• [Required action]:
Write out the full listing exactly.

═════ Listed entries

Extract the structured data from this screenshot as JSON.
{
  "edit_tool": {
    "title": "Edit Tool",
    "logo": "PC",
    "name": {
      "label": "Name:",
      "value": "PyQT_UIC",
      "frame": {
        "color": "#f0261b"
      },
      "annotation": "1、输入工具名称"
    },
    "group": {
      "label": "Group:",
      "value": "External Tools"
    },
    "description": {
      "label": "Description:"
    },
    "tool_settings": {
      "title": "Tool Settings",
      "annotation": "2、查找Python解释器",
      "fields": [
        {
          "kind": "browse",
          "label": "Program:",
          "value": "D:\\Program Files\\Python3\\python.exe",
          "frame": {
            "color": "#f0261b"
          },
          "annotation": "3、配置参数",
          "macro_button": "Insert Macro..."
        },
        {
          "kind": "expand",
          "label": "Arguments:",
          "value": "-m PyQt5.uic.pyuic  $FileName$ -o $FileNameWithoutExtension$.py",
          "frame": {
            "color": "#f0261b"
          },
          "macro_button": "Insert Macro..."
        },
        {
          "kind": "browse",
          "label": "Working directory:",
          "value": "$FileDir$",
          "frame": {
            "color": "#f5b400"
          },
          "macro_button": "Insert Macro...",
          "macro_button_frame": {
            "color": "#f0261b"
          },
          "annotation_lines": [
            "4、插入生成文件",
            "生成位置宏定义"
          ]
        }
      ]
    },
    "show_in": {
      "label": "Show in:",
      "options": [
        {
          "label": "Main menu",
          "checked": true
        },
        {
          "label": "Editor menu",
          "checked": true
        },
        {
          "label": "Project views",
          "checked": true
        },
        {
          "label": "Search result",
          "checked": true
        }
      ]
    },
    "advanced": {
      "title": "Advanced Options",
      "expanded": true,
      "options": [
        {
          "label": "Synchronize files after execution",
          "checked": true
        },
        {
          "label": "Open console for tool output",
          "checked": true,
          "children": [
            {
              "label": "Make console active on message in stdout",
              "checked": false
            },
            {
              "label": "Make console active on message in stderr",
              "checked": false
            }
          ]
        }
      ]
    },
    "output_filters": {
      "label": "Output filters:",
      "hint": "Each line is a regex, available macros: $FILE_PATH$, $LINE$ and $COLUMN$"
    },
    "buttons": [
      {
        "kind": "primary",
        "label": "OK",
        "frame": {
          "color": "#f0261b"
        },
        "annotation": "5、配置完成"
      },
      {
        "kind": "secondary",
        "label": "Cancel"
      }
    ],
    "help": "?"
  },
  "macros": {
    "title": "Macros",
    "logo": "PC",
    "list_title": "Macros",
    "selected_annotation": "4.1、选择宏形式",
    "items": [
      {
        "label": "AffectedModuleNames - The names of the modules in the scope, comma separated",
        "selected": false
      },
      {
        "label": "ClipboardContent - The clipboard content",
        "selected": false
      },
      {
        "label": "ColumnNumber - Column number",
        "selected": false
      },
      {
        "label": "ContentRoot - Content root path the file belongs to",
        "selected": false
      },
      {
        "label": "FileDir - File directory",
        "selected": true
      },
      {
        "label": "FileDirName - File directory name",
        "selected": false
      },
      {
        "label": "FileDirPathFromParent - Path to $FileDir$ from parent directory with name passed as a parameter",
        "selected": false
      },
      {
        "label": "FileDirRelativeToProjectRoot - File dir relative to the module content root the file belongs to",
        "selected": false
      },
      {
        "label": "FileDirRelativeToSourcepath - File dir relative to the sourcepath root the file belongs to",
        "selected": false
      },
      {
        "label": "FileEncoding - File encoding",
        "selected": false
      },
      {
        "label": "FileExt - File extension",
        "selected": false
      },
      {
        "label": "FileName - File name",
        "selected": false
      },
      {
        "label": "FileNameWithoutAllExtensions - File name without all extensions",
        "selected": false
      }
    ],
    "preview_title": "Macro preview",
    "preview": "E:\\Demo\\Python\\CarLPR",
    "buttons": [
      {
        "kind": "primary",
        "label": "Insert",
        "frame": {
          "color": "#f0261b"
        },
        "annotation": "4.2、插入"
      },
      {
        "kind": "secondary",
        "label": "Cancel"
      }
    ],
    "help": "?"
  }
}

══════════

• [Completed exercise]:
Extract the structured data from this screenshot as JSON.
{
  "edit_tool": {
    "title": "Edit Tool",
    "logo": "PC",
    "name": {
      "label": "Name:",
      "value": "PyQT_UIC",
      "frame": {
        "color": "#f0261b"
      },
      "annotation": "1、输入工具名称"
    },
    "group": {
      "label": "Group:",
      "value": "External Tools"
    },
    "description": {
      "label": "Description:"
    },
    "tool_settings": {
      "title": "Tool Settings",
      "annotation": "2、查找Python解释器",
      "fields": [
        {
          "kind": "browse",
          "label": "Program:",
          "value": "D:\\Program Files\\Python3\\python.exe",
          "frame": {
            "color": "#f0261b"
          },
          "annotation": "3、配置参数",
          "macro_button": "Insert Macro..."
        },
        {
          "kind": "expand",
          "label": "Arguments:",
          "value": "-m PyQt5.uic.pyuic  $FileName$ -o $FileNameWithoutExtension$.py",
          "frame": {
            "color": "#f0261b"
          },
          "macro_button": "Insert Macro..."
        },
        {
          "kind": "browse",
          "label": "Working directory:",
          "value": "$FileDir$",
          "frame": {
            "color": "#f5b400"
          },
          "macro_button": "Insert Macro...",
          "macro_button_frame": {
            "color": "#f0261b"
          },
          "annotation_lines": [
            "4、插入生成文件",
            "生成位置宏定义"
          ]
        }
      ]
    },
    "show_in": {
      "label": "Show in:",
      "options": [
        {
          "label": "Main menu",
          "checked": true
        },
        {
          "label": "Editor menu",
          "checked": true
        },
        {
          "label": "Project views",
          "checked": true
        },
        {
          "label": "Search result",
          "checked": true
        }
      ]
    },
    "advanced": {
      "title": "Advanced Options",
      "expanded": true,
      "options": [
        {
          "label": "Synchronize files after execution",
          "checked": true
        },
        {
          "label": "Open console for tool output",
          "checked": true,
          "children": [
            {
              "label": "Make console active on message in stdout",
              "checked": false
            },
            {
              "label": "Make console active on message in stderr",
              "checked": false
            }
          ]
        }
      ]
    },
    "output_filters": {
      "label": "Output filters:",
      "hint": "Each line is a regex, available macros: $FILE_PATH$, $LINE$ and $COLUMN$"
    },
    "buttons": [
      {
        "kind": "primary",
        "label": "OK",
        "frame": {
          "color": "#f0261b"
        },
        "annotation": "5、配置完成"
      },
      {
        "kind": "secondary",
        "label": "Cancel"
      }
    ],
    "help": "?"
  },
  "macros": {
    "title": "Macros",
    "logo": "PC",
    "list_title": "Macros",
    "selected_annotation": "4.1、选择宏形式",
    "items": [
      {
        "label": "AffectedModuleNames - The names of the modules in the scope, comma separated",
        "selected": false
      },
      {
        "label": "ClipboardContent - The clipboard content",
        "selected": false
      },
      {
        "label": "ColumnNumber - Column number",
        "selected": false
      },
      {
        "label": "ContentRoot - Content root path the file belongs to",
        "selected": false
      },
      {
        "label": "FileDir - File directory",
        "selected": true
      },
      {
        "label": "FileDirName - File directory name",
        "selected": false
      },
      {
        "label": "FileDirPathFromParent - Path to $FileDir$ from parent directory with name passed as a parameter",
        "selected": false
      },
      {
        "label": "FileDirRelativeToProjectRoot - File dir relative to the module content root the file belongs to",
        "selected": false
      },
      {
        "label": "FileDirRelativeToSourcepath - File dir relative to the sourcepath root the file belongs to",
        "selected": false
      },
      {
        "label": "FileEncoding - File encoding",
        "selected": false
      },
      {
        "label": "FileExt - File extension",
        "selected": false
      },
      {
        "label": "FileName - File name",
        "selected": false
      },
      {
        "label": "FileNameWithoutAllExtensions - File name without all extensions",
        "selected": false
      }
    ],
    "preview_title": "Macro preview",
    "preview": "E:\\Demo\\Python\\CarLPR",
    "buttons": [
      {
        "kind": "primary",
        "label": "Insert",
        "frame": {
          "color": "#f0261b"
        },
        "annotation": "4.2、插入"
      },
      {
        "kind": "secondary",
        "label": "Cancel"
      }
    ],
    "help": "?"
  }
}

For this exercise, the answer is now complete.